Numerous factors influence late-life depressive symptoms in adults, many not thoroughly characterized. We addressed whether genetic and environmental influences on depressive symptoms differed by age, sex, and physical illness.
The analysis sample included 24 436 twins aged 40–90 years drawn from the Interplay of Genes and Environment across Multiple Studies (IGEMS) Consortium. Biometric analyses tested age, sex, and physical illness moderation of genetic and environmental variance in depressive symptoms.
Women reported greater depressive symptoms than men. After age 60, there was an accelerating increase in depressive symptom scores with age, but this did not appreciably affect genetic and environmental variances. Overlap in genetic influences between physical illness and depressive symptoms was greater in men than in women. Additionally, in men extent of overlap was greater with worse physical illness (the genetic correlation ranged from near 0.00 for the least physical illness to nearly 0.60 with physical illness 2 s.d. above the mean). For men and women, the same environmental factors that influenced depressive symptoms also influenced physical illness.

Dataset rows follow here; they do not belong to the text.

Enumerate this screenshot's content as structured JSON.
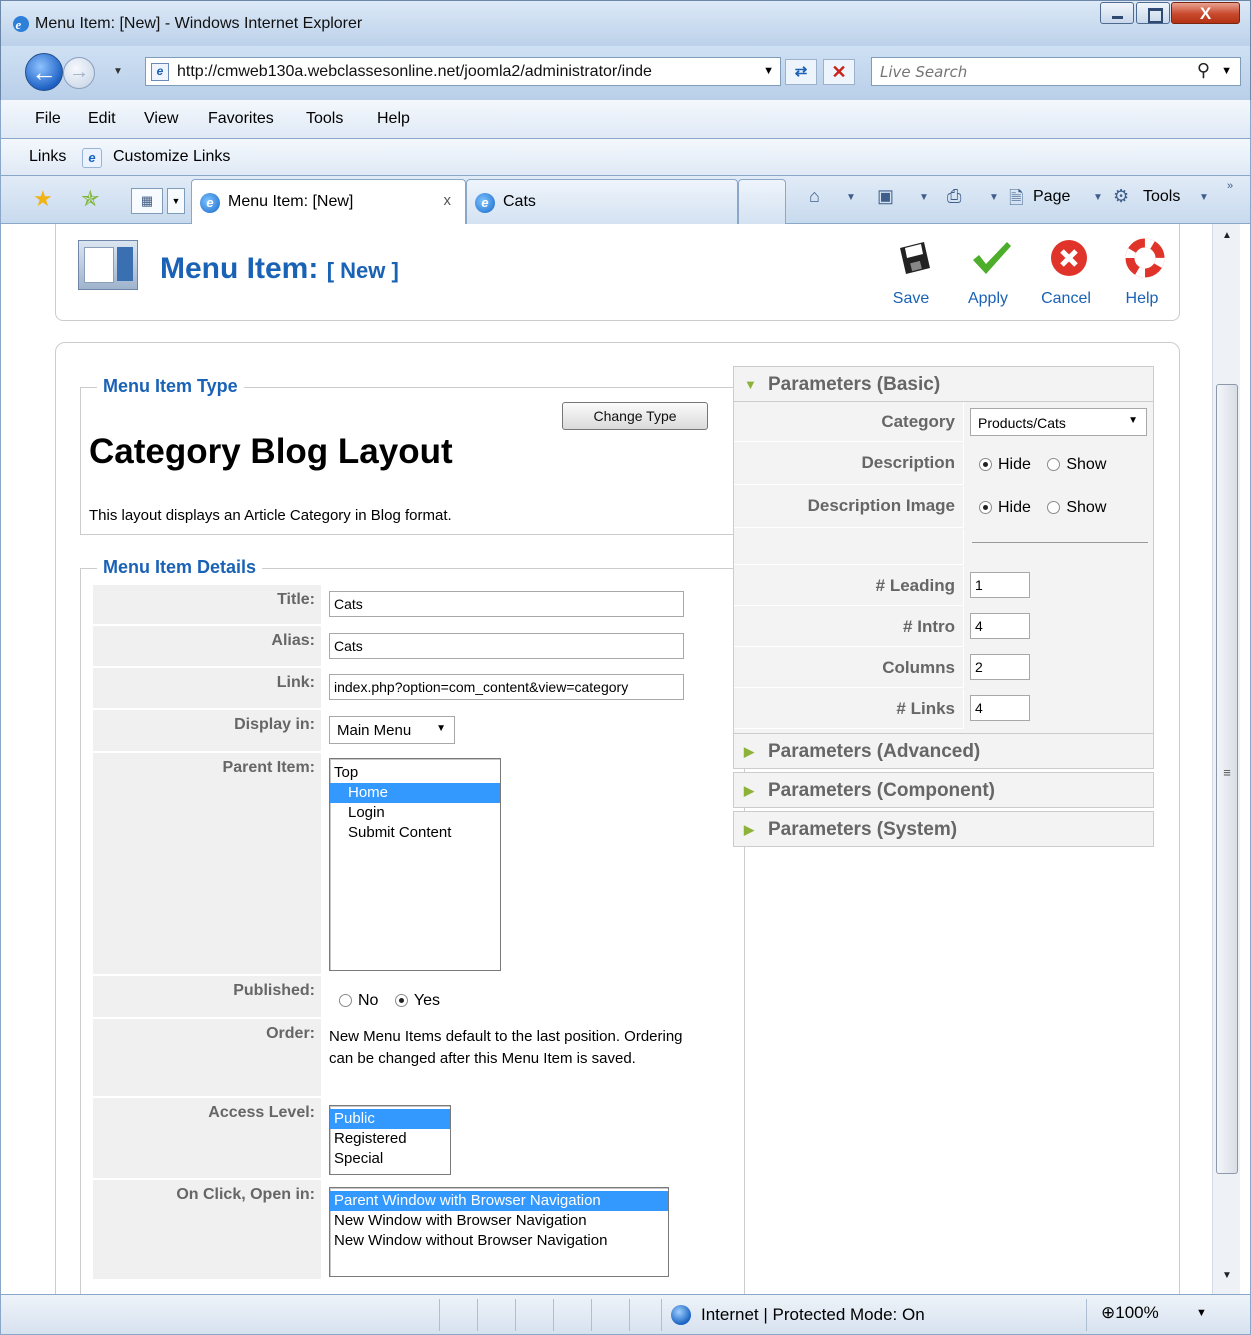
{
  "window": {
    "title": "Menu Item: [New] - Windows Internet Explorer",
    "close_label": "X"
  },
  "address": {
    "url": "http://cmweb130a.webclassesonline.net/joomla2/administrator/inde",
    "search_placeholder": "Live Search"
  },
  "menu": [
    "File",
    "Edit",
    "View",
    "Favorites",
    "Tools",
    "Help"
  ],
  "links": {
    "label": "Links",
    "item": "Customize Links"
  },
  "tabs": [
    {
      "label": "Menu Item: [New]",
      "close": "x"
    },
    {
      "label": "Cats"
    }
  ],
  "commands": {
    "page": "Page",
    "tools": "Tools"
  },
  "toolbar": {
    "heading": "Menu Item:",
    "heading_sub": "[ New ]",
    "save": "Save",
    "apply": "Apply",
    "cancel": "Cancel",
    "help": "Help"
  },
  "menu_item_type": {
    "legend": "Menu Item Type",
    "change_button": "Change Type",
    "layout_title": "Category Blog Layout",
    "layout_desc": "This layout displays an Article Category in Blog format."
  },
  "details": {
    "legend": "Menu Item Details",
    "title_label": "Title:",
    "title_value": "Cats",
    "alias_label": "Alias:",
    "alias_value": "Cats",
    "link_label": "Link:",
    "link_value": "index.php?option=com_content&view=category",
    "display_label": "Display in:",
    "display_value": "Main Menu",
    "parent_label": "Parent Item:",
    "parent_items": [
      "Top",
      "Home",
      "Login",
      "Submit Content"
    ],
    "parent_selected": "Home",
    "published_label": "Published:",
    "published_no": "No",
    "published_yes": "Yes",
    "published_value": "Yes",
    "order_label": "Order:",
    "order_text": "New Menu Items default to the last position. Ordering can be changed after this Menu Item is saved.",
    "access_label": "Access Level:",
    "access_items": [
      "Public",
      "Registered",
      "Special"
    ],
    "access_selected": "Public",
    "onclick_label": "On Click, Open in:",
    "onclick_items": [
      "Parent Window with Browser Navigation",
      "New Window with Browser Navigation",
      "New Window without Browser Navigation"
    ],
    "onclick_selected": "Parent Window with Browser Navigation"
  },
  "params_basic": {
    "title": "Parameters (Basic)",
    "category_label": "Category",
    "category_value": "Products/Cats",
    "description_label": "Description",
    "description_value": "Hide",
    "desc_image_label": "Description Image",
    "desc_image_value": "Hide",
    "hide": "Hide",
    "show": "Show",
    "leading_label": "# Leading",
    "leading_value": "1",
    "intro_label": "# Intro",
    "intro_value": "4",
    "columns_label": "Columns",
    "columns_value": "2",
    "links_label": "# Links",
    "links_value": "4"
  },
  "params_other": [
    "Parameters (Advanced)",
    "Parameters (Component)",
    "Parameters (System)"
  ],
  "status": {
    "zone": "Internet | Protected Mode: On",
    "zoom": "100%"
  },
  "colors": {
    "accent": "#1a62b5",
    "selection": "#3399ff",
    "param_arrow": "#8cb23a"
  }
}
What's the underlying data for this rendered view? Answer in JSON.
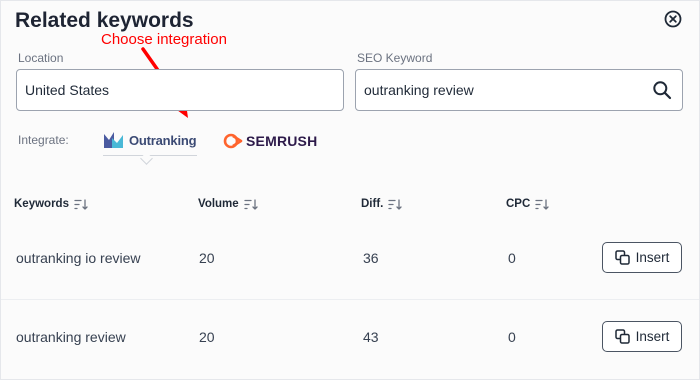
{
  "dialog": {
    "title": "Related keywords"
  },
  "annotation": {
    "text": "Choose integration",
    "color": "#ff0000"
  },
  "location": {
    "label": "Location",
    "value": "United States"
  },
  "seo_keyword": {
    "label": "SEO Keyword",
    "value": "outranking review"
  },
  "integrate": {
    "label": "Integrate:",
    "options": [
      {
        "name": "Outranking",
        "selected": true
      },
      {
        "name": "SEMRUSH",
        "selected": false
      }
    ]
  },
  "table": {
    "columns": [
      "Keywords",
      "Volume",
      "Diff.",
      "CPC"
    ],
    "rows": [
      {
        "keyword": "outranking io review",
        "volume": "20",
        "diff": "36",
        "cpc": "0",
        "action": "Insert"
      },
      {
        "keyword": "outranking review",
        "volume": "20",
        "diff": "43",
        "cpc": "0",
        "action": "Insert"
      }
    ]
  },
  "icons": {
    "close": "close-circle-icon",
    "search": "search-icon",
    "sort": "sort-icon",
    "insert": "copy-icon"
  },
  "colors": {
    "semrush_accent": "#ff642d",
    "outranking_navy": "#3b4a74"
  }
}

Findings suggested that genetic factors play a larger part in the association between depressive symptoms and physical illness for men than for women. For both sexes, across all ages, physical illness may similarly trigger social and health limitations that contribute to depressive symptoms.
One salient characteristic of twin studies and the related behavioral genetics paradigm is the requirement of a large sample size. Countries or regions that are large in size and highly populated are at an advantage when implementing twin studies. However, given the fascinating and promising results obtained from twin studies, many researchers based in smaller countries or regions may still want to conduct twin studies in order to address local and theoretical issues. In this article, we have outlined the development of twin studies in Hong Kong, one of the Special Administrative Regions of China. The historical development and design of the two major twin studies of language and reading development implemented within Hong Kong are discussed, providing insights to researchers who also aspire to conduct twin studies in small regions.